The five-hour congressional hearing with Mark Zuckerberg, Jack Dorsey, and Sundar Pichai on the extremist content was not as fruitful as the previous ones.
Democrats questioned the CEOs of Facebook, Twitter and Google in response to their failure to combat the spread of false information about the Corona vaccine and extremism. The subject of the debate was the Republicans but the safety of children. U.S. lawmakers were more likely to hear the “yes” or “no” answer, but the CEOs of the tech giants still evaded as in previous meetings. Of course, the Republicans and Democrats agreed on one thing: introduce new rules to give more control to Facebook, Twitter and Google.
The topic of the meeting was how to manage incorrect information and extremist content on Facebook, Twitter and Google, which has become more important in the wake of the Corona virus epidemic and the congressional incident. “The attack and the movement that nurtured it started on your platforms,” said Mike Doyle, a Democrat from Pennsylvania, in his opening remarks. “It was you who suggested the groups, the posts and the videos, and you drove this movement at a terrifying and effective pace.”
Doyle and other Democratic lawmakers, under pressure from Zuckerberg, Dorsey, and Pichai, sought to hold them accountable for the congressional incident. Only Dorsey took some responsibility, but Pichai and Zuckerberg both avoided answering. Of course, Zuckerberg later admitted that his platform hosted the “problematic” content of some of the rioters.

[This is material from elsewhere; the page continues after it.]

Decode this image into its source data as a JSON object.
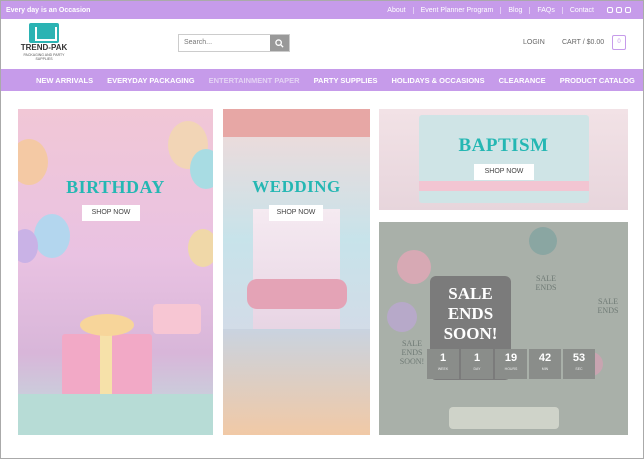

The format of the meeting was such that, as in previous sessions, it was almost impossible to reach clear answers. Many lawmakers sought yes or no answers within five minutes, which Dorsey, Zuckerberg, and Pichai refused to answer.
“How annoying it seems they have forgotten the meaning of the words yes or no,” said Anna Eshoo, a California representative who was tired of managers dodging. It got to the point where Billy Long, a representative from Missouri, asked Dorsey, Zuckerberg, and Pichai directly, “Do you know the difference between yes and no?” Dorsey was active on Twitter during the meeting and, in response to Long’s question, sent a poll tweet with a question and answer yes or no.
Unfortunately, the legislators also appeared unplanned in this meeting and repeated themselves, or if an important question was asked, managers were given little time to respond. The result was that the managers’ speeches at the beginning of the meeting were more useful than their speeches 5 hours later.
This meeting, like many previous meetings, did not lead to significant results. But the two parties in the United States agree on one thing, and that is to enact new laws to limit social platforms. The exact nature of these laws is not yet known, but new US President Joe Biden has expressed his desire to repeal Article 230 of the Communications Decency Act. has informed. In addition, Congress and the White House tend to limit tech giants.
Dorsey and Zuckerberg are likely to return to Congress soon to answer the senators ‘questions, and while that meeting does not seem to help solve the problems, it does show Congress’ determination to force the tech giants to change. There has even been talk of creating a new federal agency with legislative power to replace social platforms.